In the eighteenth century, reason was seen as good, while the imagination was viewed as dangerous. It was thought that indulging the imagination led to madness. At the beginning of the nineteenth century, the Romantics reversed this formula, declaring that imagination trumps reason. Some of the Romantics, especially Coleridge, even saw imagination as a near-divine power of mind. Dreams and trance states were nearly allied with imagination and highly valued by the Romantics.
The Romantics had four core values; equality, the untutored imagination could produce works as stirring as the mind of the trained artist; spontaneity, romantics admired the creative genius of the mind at play; simplicity, beautiful art should be direct and heartfelt, not artificial or overly embellished; individualism, self-definition and self-invention valued over conformity.
In the 18th century, there was the Enlightenment Movement, and later in 1780 to 1830, there was the Romantic Movement. The characteristics of the Enlightenment Movement include reason, objectivity, deliberation, hierarchy, conformity, tradition, and completeness, love of ornate, cultivated nature including gardens, farms, and pastoral imagery. The characteristics of the Romantic Movement include imagination, subjectivity, spontaneity, equality and democracy, individualism, rebellion, fragments, and love of wild, uncultivated nature including blasted trees, and wilderness.
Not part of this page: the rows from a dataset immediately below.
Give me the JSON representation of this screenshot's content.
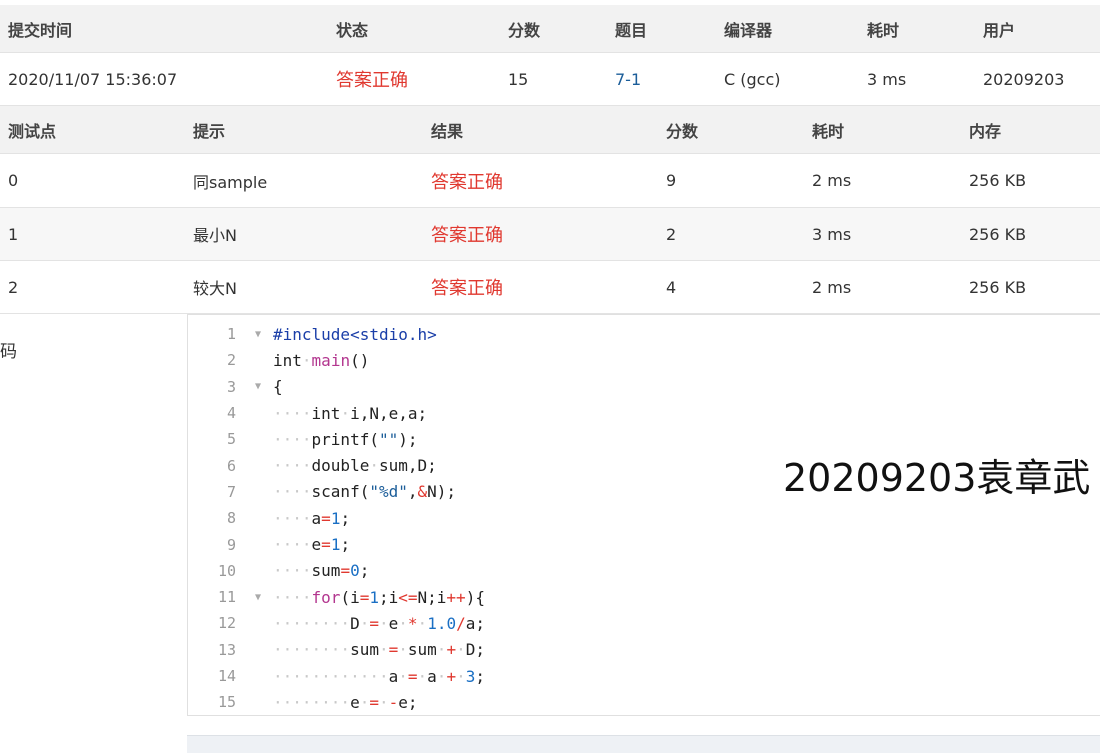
{
  "submission": {
    "headers": [
      "提交时间",
      "状态",
      "分数",
      "题目",
      "编译器",
      "耗时",
      "用户"
    ],
    "row": {
      "time": "2020/11/07 15:36:07",
      "status": "答案正确",
      "score": "15",
      "problem": "7-1",
      "compiler": "C (gcc)",
      "elapsed": "3 ms",
      "user": "20209203"
    }
  },
  "tests": {
    "headers": [
      "测试点",
      "提示",
      "结果",
      "分数",
      "耗时",
      "内存"
    ],
    "rows": [
      {
        "id": "0",
        "hint": "同sample",
        "result": "答案正确",
        "score": "9",
        "time": "2 ms",
        "memory": "256 KB"
      },
      {
        "id": "1",
        "hint": "最小N",
        "result": "答案正确",
        "score": "2",
        "time": "3 ms",
        "memory": "256 KB"
      },
      {
        "id": "2",
        "hint": "较大N",
        "result": "答案正确",
        "score": "4",
        "time": "2 ms",
        "memory": "256 KB"
      }
    ]
  },
  "code_label": "代码",
  "watermark": "20209203袁章武",
  "code": {
    "line_numbers": [
      "1",
      "2",
      "3",
      "4",
      "5",
      "6",
      "7",
      "8",
      "9",
      "10",
      "11",
      "12",
      "13",
      "14",
      "15"
    ],
    "lines": [
      "#include<stdio.h>",
      "int main()",
      "{",
      "    int i,N,e,a;",
      "    printf(\"\");",
      "    double sum,D;",
      "    scanf(\"%d\",&N);",
      "    a=1;",
      "    e=1;",
      "    sum=0;",
      "    for(i=1;i<=N;i++){",
      "        D = e * 1.0/a;",
      "        sum = sum + D;",
      "            a = a + 3;",
      "        e = -e;"
    ],
    "fold_icon": "triangle-down-icon"
  }
}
The major authors for the first generation British Romantics include William Wordsworth, 1770 to 1850, Samuel Taylor Coleridge, 1772 to 1834, William Blake, 1757 to 1827, and Mary Wollstonecraft, 1759-1797. The major authors for the second generation British Romantics include Percy Shelley, 1792 to 1822, Mary Shelley, 1797-1851, John Keats, 1795 to 1821, Lord Byron, 1788 to 1824, and John Polidori, 1795 to 1821.
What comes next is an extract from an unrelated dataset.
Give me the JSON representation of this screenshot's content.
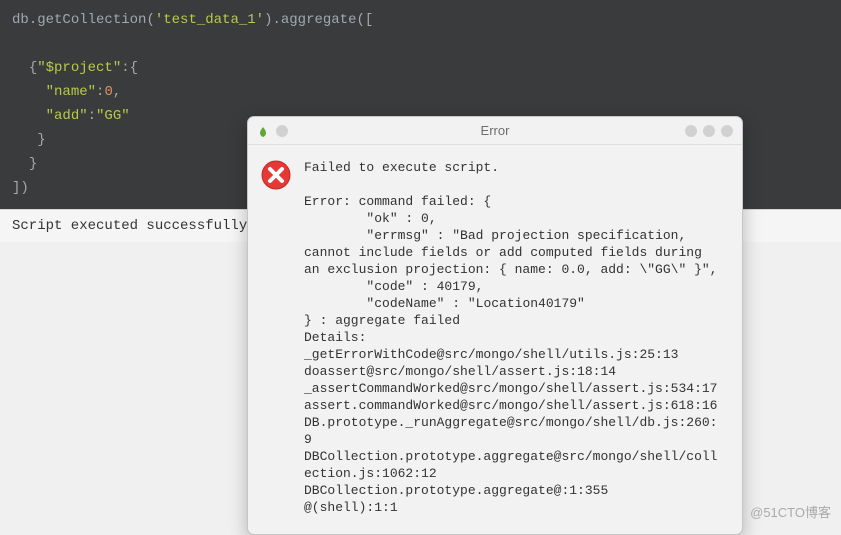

The political context of the Romantics Movement includes in the 1790s, the French Revolution, and American Revolution. By the 1830s, there was the Reform Bill of 1832, which extended the vote and reorganized voting districts, slavery was abolished in the British colonies in 1833, and Queen Victoria ascended to the throne in 1837.
In the French Revolution, 1789 to 1799, the revolution begins with lofty ideals of “Liberte, Egalite, and Fraternite,” Freedom, Equality, and Brotherhood. The commoners agitate against the nobility, and intellectuals see the Revolution as the triumph of reason over prejudice. The Reign of Terror was from 1793 to 1794. King Louis XVI and Marie Antoinette were guillotined in 1792. During the last six weeks of the “Red Terror” nearly fourteen hundred people were guillotined in Paris.
In the American Revolution, Britain loses a valuable colony, and similar to the French, the Americans take a stand against nobility and inherited privilege. For example, American decided to have an elected president rather than a king.